* **PROVIDED DATA**
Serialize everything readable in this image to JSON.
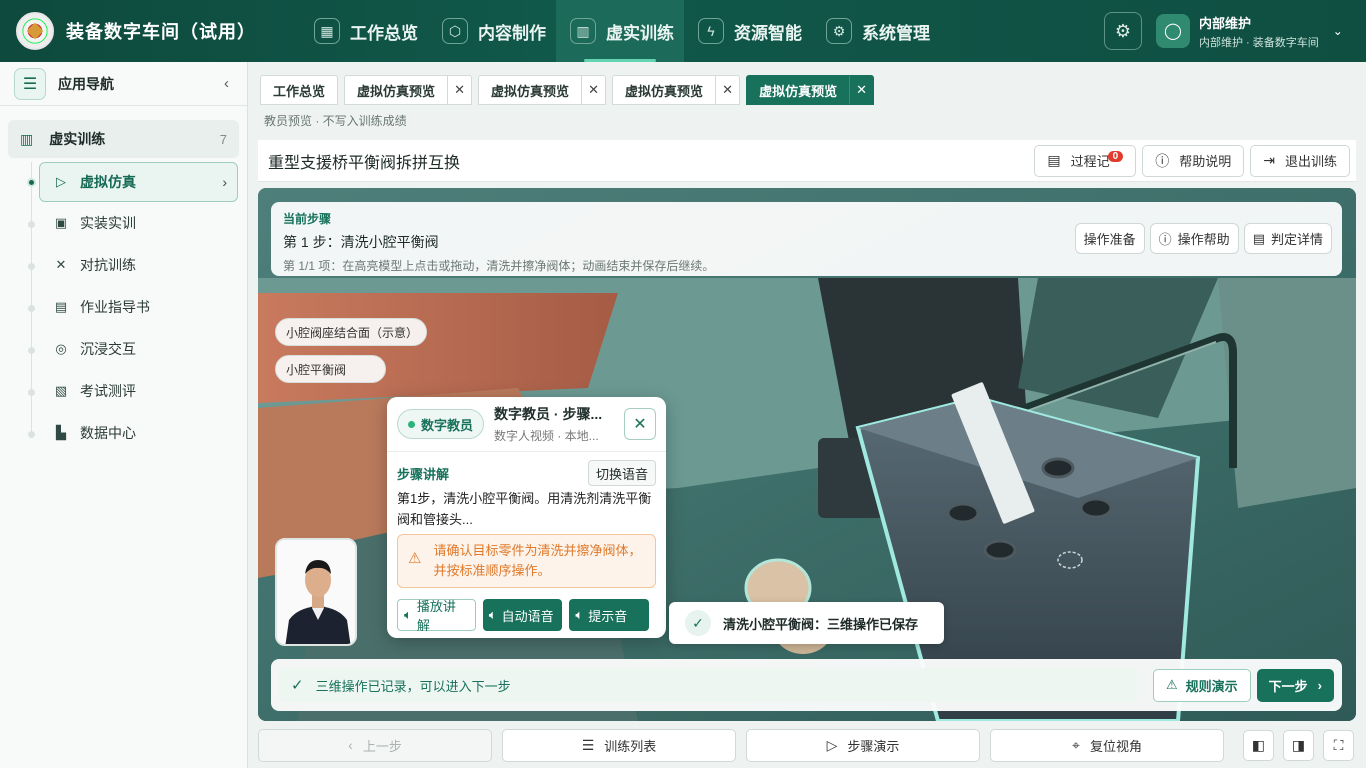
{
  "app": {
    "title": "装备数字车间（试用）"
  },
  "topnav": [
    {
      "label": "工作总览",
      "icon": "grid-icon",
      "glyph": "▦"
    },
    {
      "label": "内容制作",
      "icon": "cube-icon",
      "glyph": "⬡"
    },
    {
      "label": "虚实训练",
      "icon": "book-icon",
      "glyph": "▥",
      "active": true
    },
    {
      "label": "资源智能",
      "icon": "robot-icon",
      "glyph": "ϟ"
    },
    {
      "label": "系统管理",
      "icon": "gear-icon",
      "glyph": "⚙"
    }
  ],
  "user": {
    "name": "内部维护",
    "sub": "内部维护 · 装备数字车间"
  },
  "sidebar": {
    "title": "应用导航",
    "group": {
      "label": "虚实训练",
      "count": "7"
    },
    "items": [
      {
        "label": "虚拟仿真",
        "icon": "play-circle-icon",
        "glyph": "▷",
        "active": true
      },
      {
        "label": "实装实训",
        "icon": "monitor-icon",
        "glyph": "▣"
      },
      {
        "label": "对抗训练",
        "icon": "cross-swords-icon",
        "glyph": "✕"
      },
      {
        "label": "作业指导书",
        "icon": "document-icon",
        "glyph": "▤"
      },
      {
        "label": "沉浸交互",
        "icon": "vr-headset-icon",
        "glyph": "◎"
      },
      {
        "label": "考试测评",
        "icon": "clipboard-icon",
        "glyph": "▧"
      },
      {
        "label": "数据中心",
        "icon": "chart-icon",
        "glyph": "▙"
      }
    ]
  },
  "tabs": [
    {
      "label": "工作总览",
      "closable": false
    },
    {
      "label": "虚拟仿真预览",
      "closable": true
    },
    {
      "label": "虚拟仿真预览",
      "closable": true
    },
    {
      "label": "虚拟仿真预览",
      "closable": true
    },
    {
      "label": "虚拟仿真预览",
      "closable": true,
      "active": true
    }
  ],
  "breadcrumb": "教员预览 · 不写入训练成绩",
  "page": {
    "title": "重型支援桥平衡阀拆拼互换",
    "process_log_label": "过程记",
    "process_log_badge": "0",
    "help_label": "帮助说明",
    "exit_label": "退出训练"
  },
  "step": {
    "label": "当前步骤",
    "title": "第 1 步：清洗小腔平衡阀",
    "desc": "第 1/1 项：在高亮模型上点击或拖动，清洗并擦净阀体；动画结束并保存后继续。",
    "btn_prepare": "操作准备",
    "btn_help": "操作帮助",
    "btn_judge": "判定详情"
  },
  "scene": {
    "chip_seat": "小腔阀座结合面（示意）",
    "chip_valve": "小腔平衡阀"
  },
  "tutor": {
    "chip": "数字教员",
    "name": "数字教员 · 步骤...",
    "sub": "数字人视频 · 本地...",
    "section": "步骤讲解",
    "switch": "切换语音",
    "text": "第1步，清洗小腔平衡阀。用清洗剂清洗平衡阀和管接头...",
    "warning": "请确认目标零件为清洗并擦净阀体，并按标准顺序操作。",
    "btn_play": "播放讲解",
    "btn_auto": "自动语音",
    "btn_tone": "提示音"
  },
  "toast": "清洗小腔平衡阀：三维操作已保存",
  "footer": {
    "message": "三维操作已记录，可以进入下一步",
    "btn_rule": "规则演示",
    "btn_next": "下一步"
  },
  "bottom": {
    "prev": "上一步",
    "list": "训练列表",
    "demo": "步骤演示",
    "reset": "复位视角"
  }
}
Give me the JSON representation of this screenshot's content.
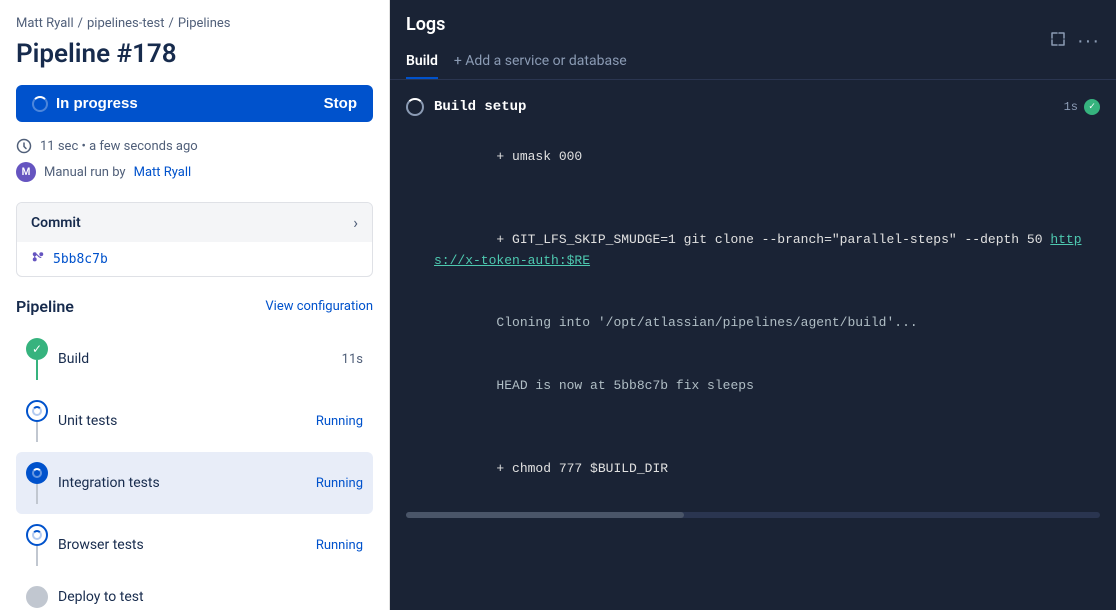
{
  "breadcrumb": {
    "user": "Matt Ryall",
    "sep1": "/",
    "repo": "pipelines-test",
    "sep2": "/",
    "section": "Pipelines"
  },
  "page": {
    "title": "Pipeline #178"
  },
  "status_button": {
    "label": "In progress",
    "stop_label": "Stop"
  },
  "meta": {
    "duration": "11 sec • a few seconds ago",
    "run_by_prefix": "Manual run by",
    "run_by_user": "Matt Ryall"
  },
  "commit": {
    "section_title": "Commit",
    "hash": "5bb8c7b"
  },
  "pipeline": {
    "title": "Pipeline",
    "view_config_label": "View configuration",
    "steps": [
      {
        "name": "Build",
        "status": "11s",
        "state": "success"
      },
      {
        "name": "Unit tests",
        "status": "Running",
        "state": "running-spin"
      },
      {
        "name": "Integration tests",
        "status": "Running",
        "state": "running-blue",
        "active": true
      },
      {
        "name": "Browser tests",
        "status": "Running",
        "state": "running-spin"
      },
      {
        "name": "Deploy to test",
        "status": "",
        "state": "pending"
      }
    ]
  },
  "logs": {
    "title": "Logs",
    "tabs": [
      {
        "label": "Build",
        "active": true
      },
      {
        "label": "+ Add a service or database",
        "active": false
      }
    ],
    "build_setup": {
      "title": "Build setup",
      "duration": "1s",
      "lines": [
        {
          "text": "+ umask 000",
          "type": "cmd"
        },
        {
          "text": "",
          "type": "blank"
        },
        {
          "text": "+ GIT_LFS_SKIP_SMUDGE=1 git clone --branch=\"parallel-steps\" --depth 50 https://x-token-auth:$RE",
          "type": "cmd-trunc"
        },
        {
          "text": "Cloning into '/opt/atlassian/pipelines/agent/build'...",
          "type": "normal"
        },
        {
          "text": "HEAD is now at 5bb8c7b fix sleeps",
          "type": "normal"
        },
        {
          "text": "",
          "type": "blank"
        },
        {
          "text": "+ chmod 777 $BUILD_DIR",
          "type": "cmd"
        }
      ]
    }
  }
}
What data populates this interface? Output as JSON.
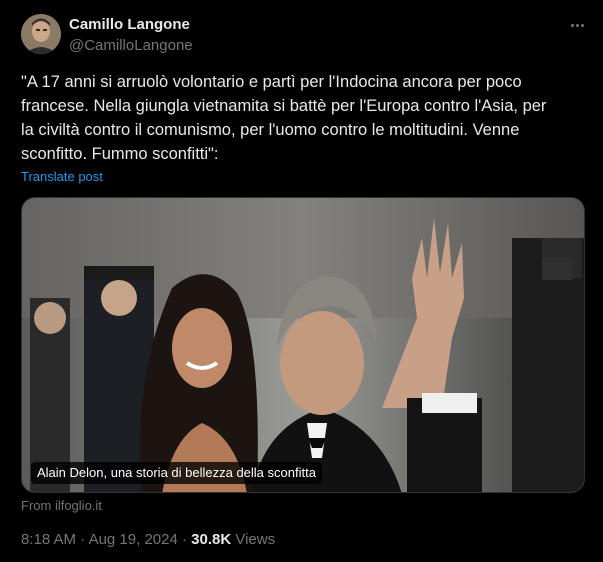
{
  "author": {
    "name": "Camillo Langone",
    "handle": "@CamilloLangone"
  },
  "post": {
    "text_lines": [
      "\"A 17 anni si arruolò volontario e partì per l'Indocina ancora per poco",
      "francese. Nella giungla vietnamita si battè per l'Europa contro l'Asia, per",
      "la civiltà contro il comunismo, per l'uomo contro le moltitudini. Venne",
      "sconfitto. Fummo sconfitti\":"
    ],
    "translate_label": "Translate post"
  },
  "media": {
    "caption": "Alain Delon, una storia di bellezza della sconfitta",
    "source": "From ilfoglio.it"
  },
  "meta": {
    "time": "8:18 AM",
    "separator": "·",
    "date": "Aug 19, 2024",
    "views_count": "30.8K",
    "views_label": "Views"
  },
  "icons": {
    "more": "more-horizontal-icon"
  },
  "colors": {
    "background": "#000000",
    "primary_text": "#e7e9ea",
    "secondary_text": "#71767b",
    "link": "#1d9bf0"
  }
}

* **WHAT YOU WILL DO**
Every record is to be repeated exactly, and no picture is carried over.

* **TASK RESPONSE**
Serialize everything readable in this image to JSON.
{
  "app": {
    "title": "装备数字车间（试用）"
  },
  "topnav": [
    {
      "label": "工作总览",
      "icon": "grid-icon",
      "glyph": "▦"
    },
    {
      "label": "内容制作",
      "icon": "cube-icon",
      "glyph": "⬡"
    },
    {
      "label": "虚实训练",
      "icon": "book-icon",
      "glyph": "▥",
      "active": true
    },
    {
      "label": "资源智能",
      "icon": "robot-icon",
      "glyph": "ϟ"
    },
    {
      "label": "系统管理",
      "icon": "gear-icon",
      "glyph": "⚙"
    }
  ],
  "user": {
    "name": "内部维护",
    "sub": "内部维护 · 装备数字车间"
  },
  "sidebar": {
    "title": "应用导航",
    "group": {
      "label": "虚实训练",
      "count": "7"
    },
    "items": [
      {
        "label": "虚拟仿真",
        "icon": "play-circle-icon",
        "glyph": "▷",
        "active": true
      },
      {
        "label": "实装实训",
        "icon": "monitor-icon",
        "glyph": "▣"
      },
      {
        "label": "对抗训练",
        "icon": "cross-swords-icon",
        "glyph": "✕"
      },
      {
        "label": "作业指导书",
        "icon": "document-icon",
        "glyph": "▤"
      },
      {
        "label": "沉浸交互",
        "icon": "vr-headset-icon",
        "glyph": "◎"
      },
      {
        "label": "考试测评",
        "icon": "clipboard-icon",
        "glyph": "▧"
      },
      {
        "label": "数据中心",
        "icon": "chart-icon",
        "glyph": "▙"
      }
    ]
  },
  "tabs": [
    {
      "label": "工作总览",
      "closable": false
    },
    {
      "label": "虚拟仿真预览",
      "closable": true
    },
    {
      "label": "虚拟仿真预览",
      "closable": true
    },
    {
      "label": "虚拟仿真预览",
      "closable": true
    },
    {
      "label": "虚拟仿真预览",
      "closable": true,
      "active": true
    }
  ],
  "breadcrumb": "教员预览 · 不写入训练成绩",
  "page": {
    "title": "重型支援桥平衡阀拆拼互换",
    "process_log_label": "过程记",
    "process_log_badge": "0",
    "help_label": "帮助说明",
    "exit_label": "退出训练"
  },
  "step": {
    "label": "当前步骤",
    "title": "第 1 步：清洗小腔平衡阀",
    "desc": "第 1/1 项：在高亮模型上点击或拖动，清洗并擦净阀体；动画结束并保存后继续。",
    "btn_prepare": "操作准备",
    "btn_help": "操作帮助",
    "btn_judge": "判定详情"
  },
  "scene": {
    "chip_seat": "小腔阀座结合面（示意）",
    "chip_valve": "小腔平衡阀"
  },
  "tutor": {
    "chip": "数字教员",
    "name": "数字教员 · 步骤...",
    "sub": "数字人视频 · 本地...",
    "section": "步骤讲解",
    "switch": "切换语音",
    "text": "第1步，清洗小腔平衡阀。用清洗剂清洗平衡阀和管接头...",
    "warning": "请确认目标零件为清洗并擦净阀体，并按标准顺序操作。",
    "btn_play": "播放讲解",
    "btn_auto": "自动语音",
    "btn_tone": "提示音"
  },
  "toast": "清洗小腔平衡阀：三维操作已保存",
  "footer": {
    "message": "三维操作已记录，可以进入下一步",
    "btn_rule": "规则演示",
    "btn_next": "下一步"
  },
  "bottom": {
    "prev": "上一步",
    "list": "训练列表",
    "demo": "步骤演示",
    "reset": "复位视角"
  }
}
Give me the JSON representation of this screenshot's content.
{
  "breadcrumb": {
    "user": "Matt Ryall",
    "sep1": "/",
    "repo": "pipelines-test",
    "sep2": "/",
    "section": "Pipelines"
  },
  "page": {
    "title": "Pipeline #178"
  },
  "status_button": {
    "label": "In progress",
    "stop_label": "Stop"
  },
  "meta": {
    "duration": "11 sec • a few seconds ago",
    "run_by_prefix": "Manual run by",
    "run_by_user": "Matt Ryall"
  },
  "commit": {
    "section_title": "Commit",
    "hash": "5bb8c7b"
  },
  "pipeline": {
    "title": "Pipeline",
    "view_config_label": "View configuration",
    "steps": [
      {
        "name": "Build",
        "status": "11s",
        "state": "success"
      },
      {
        "name": "Unit tests",
        "status": "Running",
        "state": "running-spin"
      },
      {
        "name": "Integration tests",
        "status": "Running",
        "state": "running-blue",
        "active": true
      },
      {
        "name": "Browser tests",
        "status": "Running",
        "state": "running-spin"
      },
      {
        "name": "Deploy to test",
        "status": "",
        "state": "pending"
      }
    ]
  },
  "logs": {
    "title": "Logs",
    "tabs": [
      {
        "label": "Build",
        "active": true
      },
      {
        "label": "+ Add a service or database",
        "active": false
      }
    ],
    "build_setup": {
      "title": "Build setup",
      "duration": "1s",
      "lines": [
        {
          "text": "+ umask 000",
          "type": "cmd"
        },
        {
          "text": "",
          "type": "blank"
        },
        {
          "text": "+ GIT_LFS_SKIP_SMUDGE=1 git clone --branch=\"parallel-steps\" --depth 50 https://x-token-auth:$RE",
          "type": "cmd-trunc"
        },
        {
          "text": "Cloning into '/opt/atlassian/pipelines/agent/build'...",
          "type": "normal"
        },
        {
          "text": "HEAD is now at 5bb8c7b fix sleeps",
          "type": "normal"
        },
        {
          "text": "",
          "type": "blank"
        },
        {
          "text": "+ chmod 777 $BUILD_DIR",
          "type": "cmd"
        }
      ]
    }
  }
}
What data populates this interface? Output as JSON.
{
  "author": {
    "name": "Camillo Langone",
    "handle": "@CamilloLangone"
  },
  "post": {
    "text_lines": [
      "\"A 17 anni si arruolò volontario e partì per l'Indocina ancora per poco",
      "francese. Nella giungla vietnamita si battè per l'Europa contro l'Asia, per",
      "la civiltà contro il comunismo, per l'uomo contro le moltitudini. Venne",
      "sconfitto. Fummo sconfitti\":"
    ],
    "translate_label": "Translate post"
  },
  "media": {
    "caption": "Alain Delon, una storia di bellezza della sconfitta",
    "source": "From ilfoglio.it"
  },
  "meta": {
    "time": "8:18 AM",
    "separator": "·",
    "date": "Aug 19, 2024",
    "views_count": "30.8K",
    "views_label": "Views"
  },
  "icons": {
    "more": "more-horizontal-icon"
  },
  "colors": {
    "background": "#000000",
    "primary_text": "#e7e9ea",
    "secondary_text": "#71767b",
    "link": "#1d9bf0"
  }
}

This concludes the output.